All lines holding the word "robe" should be located in the records and copied.

Element data from apps and pages:
━━━━━━━━━━━━━━━━━━━━
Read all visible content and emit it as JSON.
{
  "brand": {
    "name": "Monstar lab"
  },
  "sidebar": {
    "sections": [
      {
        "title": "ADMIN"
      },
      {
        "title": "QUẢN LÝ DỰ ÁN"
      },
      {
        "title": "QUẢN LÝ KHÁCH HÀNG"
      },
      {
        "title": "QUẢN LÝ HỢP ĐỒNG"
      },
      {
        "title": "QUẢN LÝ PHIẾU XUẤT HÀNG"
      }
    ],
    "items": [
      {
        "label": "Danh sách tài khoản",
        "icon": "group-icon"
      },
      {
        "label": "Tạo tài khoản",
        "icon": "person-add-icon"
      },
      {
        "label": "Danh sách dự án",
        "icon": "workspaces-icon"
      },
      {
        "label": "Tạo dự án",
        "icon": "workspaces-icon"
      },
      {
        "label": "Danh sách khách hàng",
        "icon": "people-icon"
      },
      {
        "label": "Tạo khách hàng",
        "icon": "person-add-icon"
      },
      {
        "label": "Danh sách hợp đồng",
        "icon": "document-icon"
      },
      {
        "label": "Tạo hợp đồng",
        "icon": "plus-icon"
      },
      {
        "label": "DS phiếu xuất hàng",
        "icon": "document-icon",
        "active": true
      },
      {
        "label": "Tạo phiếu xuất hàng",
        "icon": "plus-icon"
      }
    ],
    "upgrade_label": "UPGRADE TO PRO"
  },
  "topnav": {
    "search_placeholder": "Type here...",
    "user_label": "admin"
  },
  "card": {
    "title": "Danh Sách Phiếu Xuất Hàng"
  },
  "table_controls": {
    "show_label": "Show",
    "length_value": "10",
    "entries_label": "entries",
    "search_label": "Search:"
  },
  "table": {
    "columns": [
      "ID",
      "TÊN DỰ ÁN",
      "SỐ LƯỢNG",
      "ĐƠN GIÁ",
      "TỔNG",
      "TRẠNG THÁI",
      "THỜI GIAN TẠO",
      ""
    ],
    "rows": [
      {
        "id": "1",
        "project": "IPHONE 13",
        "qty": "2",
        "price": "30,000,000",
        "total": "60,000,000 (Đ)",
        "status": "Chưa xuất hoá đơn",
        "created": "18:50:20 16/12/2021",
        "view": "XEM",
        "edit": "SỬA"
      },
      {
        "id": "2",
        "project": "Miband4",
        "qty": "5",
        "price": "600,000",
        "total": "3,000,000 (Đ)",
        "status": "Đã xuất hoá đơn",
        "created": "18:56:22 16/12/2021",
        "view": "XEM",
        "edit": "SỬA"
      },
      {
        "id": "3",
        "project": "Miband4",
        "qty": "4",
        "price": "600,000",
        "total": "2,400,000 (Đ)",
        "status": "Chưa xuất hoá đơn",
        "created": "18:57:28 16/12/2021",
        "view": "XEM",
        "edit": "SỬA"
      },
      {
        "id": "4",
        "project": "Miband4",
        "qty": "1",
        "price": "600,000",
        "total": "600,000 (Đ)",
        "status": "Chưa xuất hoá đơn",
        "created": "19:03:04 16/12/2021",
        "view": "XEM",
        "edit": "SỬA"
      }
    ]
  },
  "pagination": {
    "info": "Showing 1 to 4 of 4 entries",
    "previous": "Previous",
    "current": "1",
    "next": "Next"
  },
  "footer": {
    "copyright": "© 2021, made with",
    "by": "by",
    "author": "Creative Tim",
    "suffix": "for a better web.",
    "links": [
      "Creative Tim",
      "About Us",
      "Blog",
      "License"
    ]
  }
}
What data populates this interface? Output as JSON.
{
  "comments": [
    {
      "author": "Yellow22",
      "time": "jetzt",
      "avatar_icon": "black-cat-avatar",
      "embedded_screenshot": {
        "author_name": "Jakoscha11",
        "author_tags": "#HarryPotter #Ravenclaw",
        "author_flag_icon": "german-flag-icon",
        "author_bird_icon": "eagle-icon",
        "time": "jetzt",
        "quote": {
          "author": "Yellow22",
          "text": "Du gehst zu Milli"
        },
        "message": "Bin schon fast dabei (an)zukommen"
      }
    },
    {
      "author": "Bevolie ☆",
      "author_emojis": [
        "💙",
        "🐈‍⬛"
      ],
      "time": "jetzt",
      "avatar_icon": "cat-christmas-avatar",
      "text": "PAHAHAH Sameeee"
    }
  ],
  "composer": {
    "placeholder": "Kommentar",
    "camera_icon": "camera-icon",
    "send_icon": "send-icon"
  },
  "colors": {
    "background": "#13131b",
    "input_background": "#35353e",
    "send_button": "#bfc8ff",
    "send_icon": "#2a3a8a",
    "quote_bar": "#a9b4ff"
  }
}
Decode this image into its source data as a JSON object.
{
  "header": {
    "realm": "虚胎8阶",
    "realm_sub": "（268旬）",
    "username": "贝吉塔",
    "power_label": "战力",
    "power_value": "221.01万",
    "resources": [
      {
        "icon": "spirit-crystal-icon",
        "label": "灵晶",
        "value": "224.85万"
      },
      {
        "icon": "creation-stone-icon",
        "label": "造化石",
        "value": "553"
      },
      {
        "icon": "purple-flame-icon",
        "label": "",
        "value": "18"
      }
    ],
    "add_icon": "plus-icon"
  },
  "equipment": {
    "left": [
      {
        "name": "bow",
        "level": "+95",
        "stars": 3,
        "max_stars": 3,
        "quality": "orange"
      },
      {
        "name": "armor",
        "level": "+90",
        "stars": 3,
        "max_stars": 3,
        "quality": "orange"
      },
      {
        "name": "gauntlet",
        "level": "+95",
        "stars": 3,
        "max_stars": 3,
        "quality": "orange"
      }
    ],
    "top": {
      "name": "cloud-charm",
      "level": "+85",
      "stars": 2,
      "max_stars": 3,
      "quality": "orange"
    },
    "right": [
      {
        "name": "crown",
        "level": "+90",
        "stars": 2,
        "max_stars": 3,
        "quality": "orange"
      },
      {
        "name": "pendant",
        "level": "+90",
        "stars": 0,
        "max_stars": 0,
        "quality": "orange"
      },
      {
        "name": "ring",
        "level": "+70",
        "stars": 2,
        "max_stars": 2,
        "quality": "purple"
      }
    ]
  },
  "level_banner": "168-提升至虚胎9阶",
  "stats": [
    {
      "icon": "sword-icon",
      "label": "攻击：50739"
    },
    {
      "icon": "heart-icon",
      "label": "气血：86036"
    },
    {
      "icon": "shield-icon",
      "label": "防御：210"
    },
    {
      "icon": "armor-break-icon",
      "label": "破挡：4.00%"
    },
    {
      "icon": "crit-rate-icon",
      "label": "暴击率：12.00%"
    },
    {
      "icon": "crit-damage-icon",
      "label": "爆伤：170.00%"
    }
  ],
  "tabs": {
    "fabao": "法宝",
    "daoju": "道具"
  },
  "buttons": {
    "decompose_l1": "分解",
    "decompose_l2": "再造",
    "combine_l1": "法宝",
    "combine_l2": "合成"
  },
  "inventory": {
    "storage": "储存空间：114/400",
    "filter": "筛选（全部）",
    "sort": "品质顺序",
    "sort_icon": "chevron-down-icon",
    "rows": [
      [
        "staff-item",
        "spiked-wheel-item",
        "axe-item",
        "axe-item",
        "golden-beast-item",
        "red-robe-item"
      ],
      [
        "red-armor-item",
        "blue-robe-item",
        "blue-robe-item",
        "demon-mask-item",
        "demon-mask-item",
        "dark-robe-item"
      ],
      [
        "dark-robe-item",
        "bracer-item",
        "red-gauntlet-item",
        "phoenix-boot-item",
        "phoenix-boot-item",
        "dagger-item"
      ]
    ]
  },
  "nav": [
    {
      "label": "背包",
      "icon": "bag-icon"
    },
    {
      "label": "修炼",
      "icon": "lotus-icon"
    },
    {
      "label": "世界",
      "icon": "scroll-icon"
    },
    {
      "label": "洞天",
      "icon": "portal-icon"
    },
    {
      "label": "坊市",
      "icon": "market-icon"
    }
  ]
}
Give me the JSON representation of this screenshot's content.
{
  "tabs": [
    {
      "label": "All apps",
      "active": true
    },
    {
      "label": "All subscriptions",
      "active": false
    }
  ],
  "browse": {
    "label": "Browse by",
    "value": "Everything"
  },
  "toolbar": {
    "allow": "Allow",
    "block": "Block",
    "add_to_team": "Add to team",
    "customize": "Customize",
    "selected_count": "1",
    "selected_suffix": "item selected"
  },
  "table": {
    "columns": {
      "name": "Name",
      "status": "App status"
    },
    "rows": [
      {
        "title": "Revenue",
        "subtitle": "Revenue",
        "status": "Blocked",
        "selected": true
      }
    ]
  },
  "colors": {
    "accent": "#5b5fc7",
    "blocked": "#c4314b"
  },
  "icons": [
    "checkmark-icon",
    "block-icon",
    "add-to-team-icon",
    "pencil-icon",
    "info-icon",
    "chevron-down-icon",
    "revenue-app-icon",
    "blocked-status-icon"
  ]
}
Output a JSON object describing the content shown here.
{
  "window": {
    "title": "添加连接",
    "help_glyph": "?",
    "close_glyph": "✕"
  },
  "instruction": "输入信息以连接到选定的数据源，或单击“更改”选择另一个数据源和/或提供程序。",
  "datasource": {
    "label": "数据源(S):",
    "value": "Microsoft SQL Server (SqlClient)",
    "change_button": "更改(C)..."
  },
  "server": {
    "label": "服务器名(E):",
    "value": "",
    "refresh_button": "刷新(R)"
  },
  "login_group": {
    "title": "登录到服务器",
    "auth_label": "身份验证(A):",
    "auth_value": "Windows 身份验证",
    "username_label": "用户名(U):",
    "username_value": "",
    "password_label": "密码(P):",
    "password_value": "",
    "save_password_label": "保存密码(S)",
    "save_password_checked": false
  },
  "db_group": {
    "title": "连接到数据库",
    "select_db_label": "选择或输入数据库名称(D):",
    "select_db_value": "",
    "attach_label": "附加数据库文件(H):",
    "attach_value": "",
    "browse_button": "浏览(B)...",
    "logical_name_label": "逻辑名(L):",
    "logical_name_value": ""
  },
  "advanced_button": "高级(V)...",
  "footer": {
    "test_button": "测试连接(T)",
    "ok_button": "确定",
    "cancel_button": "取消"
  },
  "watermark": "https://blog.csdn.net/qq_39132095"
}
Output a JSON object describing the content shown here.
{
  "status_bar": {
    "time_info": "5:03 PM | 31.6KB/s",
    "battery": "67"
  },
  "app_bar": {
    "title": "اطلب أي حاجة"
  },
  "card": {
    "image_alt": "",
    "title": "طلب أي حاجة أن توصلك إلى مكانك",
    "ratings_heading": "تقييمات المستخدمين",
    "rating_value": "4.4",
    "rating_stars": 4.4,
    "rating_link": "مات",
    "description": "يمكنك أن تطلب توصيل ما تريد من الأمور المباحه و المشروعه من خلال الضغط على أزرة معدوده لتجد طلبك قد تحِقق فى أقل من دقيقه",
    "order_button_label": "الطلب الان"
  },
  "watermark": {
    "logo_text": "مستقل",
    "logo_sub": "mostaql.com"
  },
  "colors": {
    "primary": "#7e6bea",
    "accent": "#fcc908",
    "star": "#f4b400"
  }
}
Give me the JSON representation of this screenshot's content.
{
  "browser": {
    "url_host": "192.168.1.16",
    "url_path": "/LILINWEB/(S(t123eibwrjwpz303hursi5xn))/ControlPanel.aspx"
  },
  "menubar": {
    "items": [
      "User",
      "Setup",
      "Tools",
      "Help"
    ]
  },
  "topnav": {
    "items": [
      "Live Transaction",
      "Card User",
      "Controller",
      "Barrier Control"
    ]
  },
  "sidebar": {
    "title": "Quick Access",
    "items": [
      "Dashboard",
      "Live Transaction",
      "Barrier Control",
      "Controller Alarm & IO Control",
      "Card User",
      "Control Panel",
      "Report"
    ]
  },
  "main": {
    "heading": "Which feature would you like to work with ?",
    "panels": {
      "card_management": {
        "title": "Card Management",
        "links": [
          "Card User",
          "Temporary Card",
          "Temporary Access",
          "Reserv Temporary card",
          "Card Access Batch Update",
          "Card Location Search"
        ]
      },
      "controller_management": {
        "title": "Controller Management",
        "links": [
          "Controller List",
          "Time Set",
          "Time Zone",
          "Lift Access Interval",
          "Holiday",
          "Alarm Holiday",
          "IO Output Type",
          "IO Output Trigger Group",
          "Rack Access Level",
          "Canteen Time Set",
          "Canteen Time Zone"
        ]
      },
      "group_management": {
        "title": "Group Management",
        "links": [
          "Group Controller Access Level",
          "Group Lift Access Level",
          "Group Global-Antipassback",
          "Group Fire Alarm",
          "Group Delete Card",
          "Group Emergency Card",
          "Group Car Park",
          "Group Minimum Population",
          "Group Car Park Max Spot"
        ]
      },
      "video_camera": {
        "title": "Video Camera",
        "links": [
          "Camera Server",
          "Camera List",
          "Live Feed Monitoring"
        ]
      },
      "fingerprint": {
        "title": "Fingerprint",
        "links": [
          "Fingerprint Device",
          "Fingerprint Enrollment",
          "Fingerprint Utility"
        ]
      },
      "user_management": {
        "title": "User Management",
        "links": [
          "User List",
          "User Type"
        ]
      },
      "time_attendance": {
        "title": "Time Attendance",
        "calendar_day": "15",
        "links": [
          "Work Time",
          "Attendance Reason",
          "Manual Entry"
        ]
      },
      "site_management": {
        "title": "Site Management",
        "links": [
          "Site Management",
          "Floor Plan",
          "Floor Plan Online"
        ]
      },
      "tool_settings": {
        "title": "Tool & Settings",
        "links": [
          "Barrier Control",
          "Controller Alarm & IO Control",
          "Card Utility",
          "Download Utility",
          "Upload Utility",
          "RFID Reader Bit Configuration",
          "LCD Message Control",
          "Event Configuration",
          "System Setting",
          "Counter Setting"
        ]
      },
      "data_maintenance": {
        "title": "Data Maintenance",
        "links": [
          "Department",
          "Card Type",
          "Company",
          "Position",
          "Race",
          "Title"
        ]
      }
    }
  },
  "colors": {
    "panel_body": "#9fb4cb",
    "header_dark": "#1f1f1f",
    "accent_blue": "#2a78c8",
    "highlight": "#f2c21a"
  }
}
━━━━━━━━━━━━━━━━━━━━
Solution for this exercise:
        "red-robe-item"
        "blue-robe-item",
        "blue-robe-item",
        "dark-robe-item"
        "dark-robe-item",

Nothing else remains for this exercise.